Input:
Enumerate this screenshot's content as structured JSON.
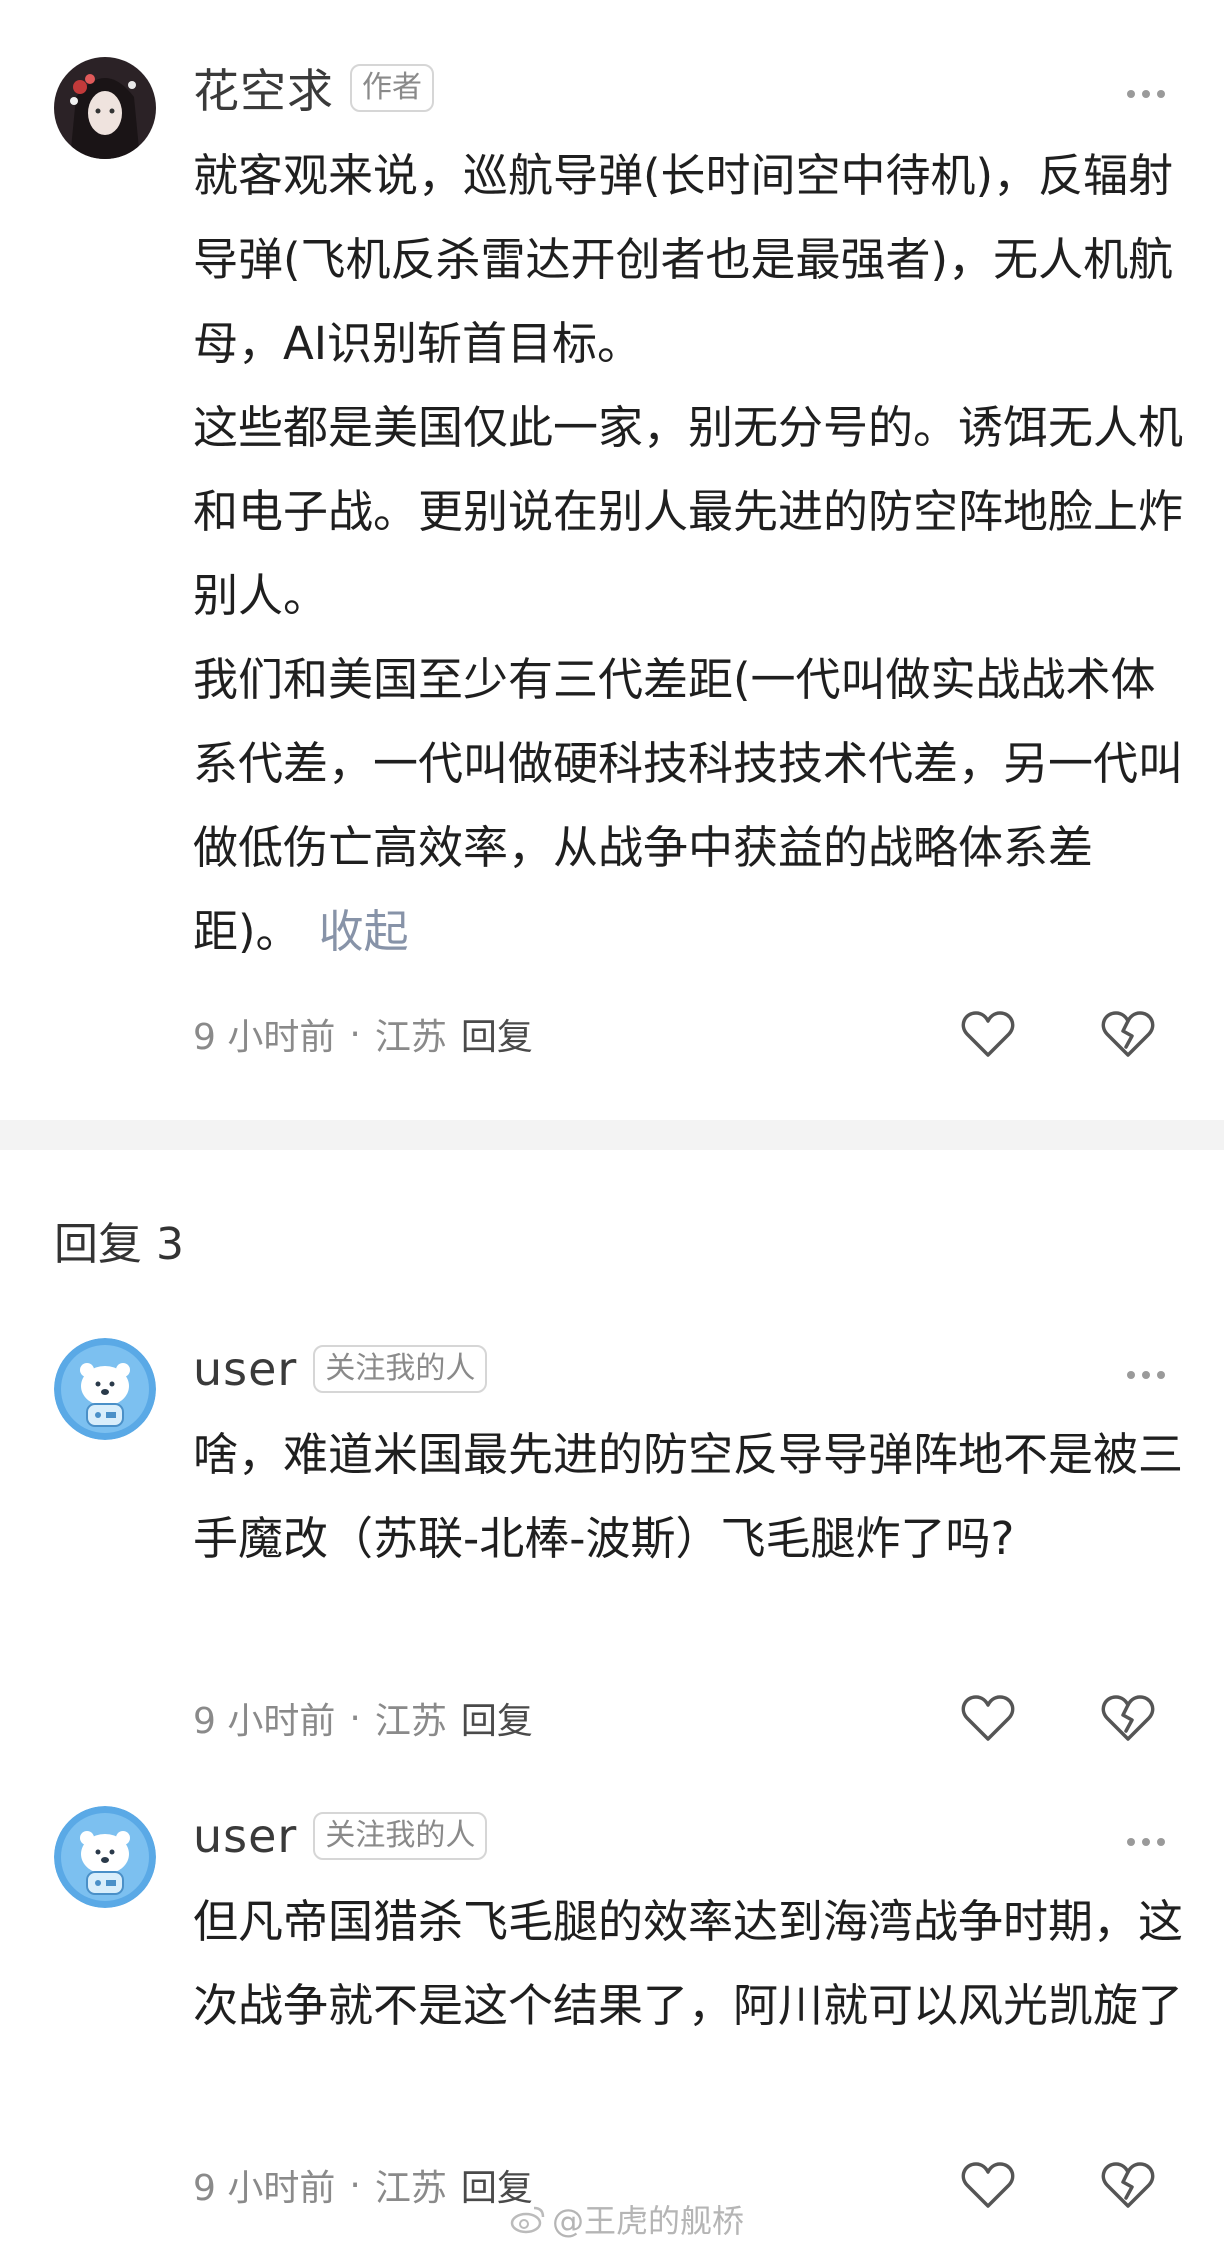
{
  "comments_top": {
    "username": "花空求",
    "tag": "作者",
    "more": "···",
    "paragraphs": [
      "就客观来说，巡航导弹(长时间空中待机)，反辐射导弹(飞机反杀雷达开创者也是最强者)，无人机航母，AI识别斩首目标。",
      "这些都是美国仅此一家，别无分号的。诱饵无人机和电子战。更别说在别人最先进的防空阵地脸上炸别人。",
      "我们和美国至少有三代差距(一代叫做实战战术体系代差，一代叫做硬科技科技技术代差，另一代叫做低伤亡高效率，从战争中获益的战略体系差距)。"
    ],
    "collapse_label": "收起",
    "time": "9 小时前",
    "location": "江苏",
    "reply_label": "回复"
  },
  "replies_section": {
    "title": "回复 3"
  },
  "replies": [
    {
      "username": "user",
      "tag": "关注我的人",
      "more": "···",
      "text": "啥，难道米国最先进的防空反导导弹阵地不是被三手魔改（苏联-北棒-波斯）飞毛腿炸了吗?",
      "time": "9 小时前",
      "location": "江苏",
      "reply_label": "回复"
    },
    {
      "username": "user",
      "tag": "关注我的人",
      "more": "···",
      "text": "但凡帝国猎杀飞毛腿的效率达到海湾战争时期，这次战争就不是这个结果了，阿川就可以风光凯旋了",
      "time": "9 小时前",
      "location": "江苏",
      "reply_label": "回复"
    }
  ],
  "watermark": "@王虎的舰桥",
  "colors": {
    "text": "#1f1f1f",
    "meta": "#8a8a8a",
    "collapse": "#8793a8",
    "band": "#f3f3f3"
  },
  "icons": [
    "like-heart-icon",
    "dislike-broken-heart-icon",
    "more-dots-icon",
    "weibo-logo-icon"
  ]
}
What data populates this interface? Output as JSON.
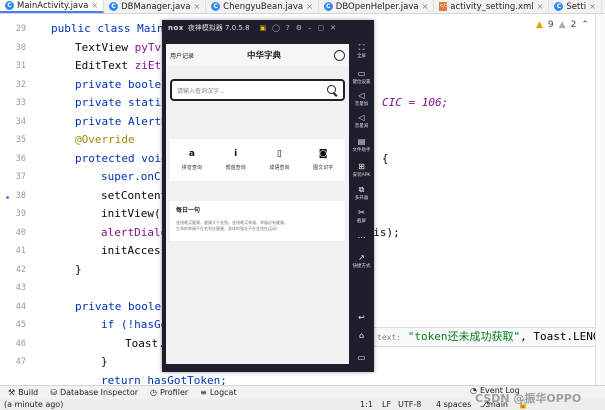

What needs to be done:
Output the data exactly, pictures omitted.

Answer:
Enumerate this screenshot's content as structured JSON.
{
  "comments_top": {
    "username": "花空求",
    "tag": "作者",
    "more": "···",
    "paragraphs": [
      "就客观来说，巡航导弹(长时间空中待机)，反辐射导弹(飞机反杀雷达开创者也是最强者)，无人机航母，AI识别斩首目标。",
      "这些都是美国仅此一家，别无分号的。诱饵无人机和电子战。更别说在别人最先进的防空阵地脸上炸别人。",
      "我们和美国至少有三代差距(一代叫做实战战术体系代差，一代叫做硬科技科技技术代差，另一代叫做低伤亡高效率，从战争中获益的战略体系差距)。"
    ],
    "collapse_label": "收起",
    "time": "9 小时前",
    "location": "江苏",
    "reply_label": "回复"
  },
  "replies_section": {
    "title": "回复 3"
  },
  "replies": [
    {
      "username": "user",
      "tag": "关注我的人",
      "more": "···",
      "text": "啥，难道米国最先进的防空反导导弹阵地不是被三手魔改（苏联-北棒-波斯）飞毛腿炸了吗?",
      "time": "9 小时前",
      "location": "江苏",
      "reply_label": "回复"
    },
    {
      "username": "user",
      "tag": "关注我的人",
      "more": "···",
      "text": "但凡帝国猎杀飞毛腿的效率达到海湾战争时期，这次战争就不是这个结果了，阿川就可以风光凯旋了",
      "time": "9 小时前",
      "location": "江苏",
      "reply_label": "回复"
    }
  ],
  "watermark": "@王虎的舰桥",
  "colors": {
    "text": "#1f1f1f",
    "meta": "#8a8a8a",
    "collapse": "#8793a8",
    "band": "#f3f3f3"
  },
  "icons": [
    "like-heart-icon",
    "dislike-broken-heart-icon",
    "more-dots-icon",
    "weibo-logo-icon"
  ]
}
What data populates this interface? Output as JSON.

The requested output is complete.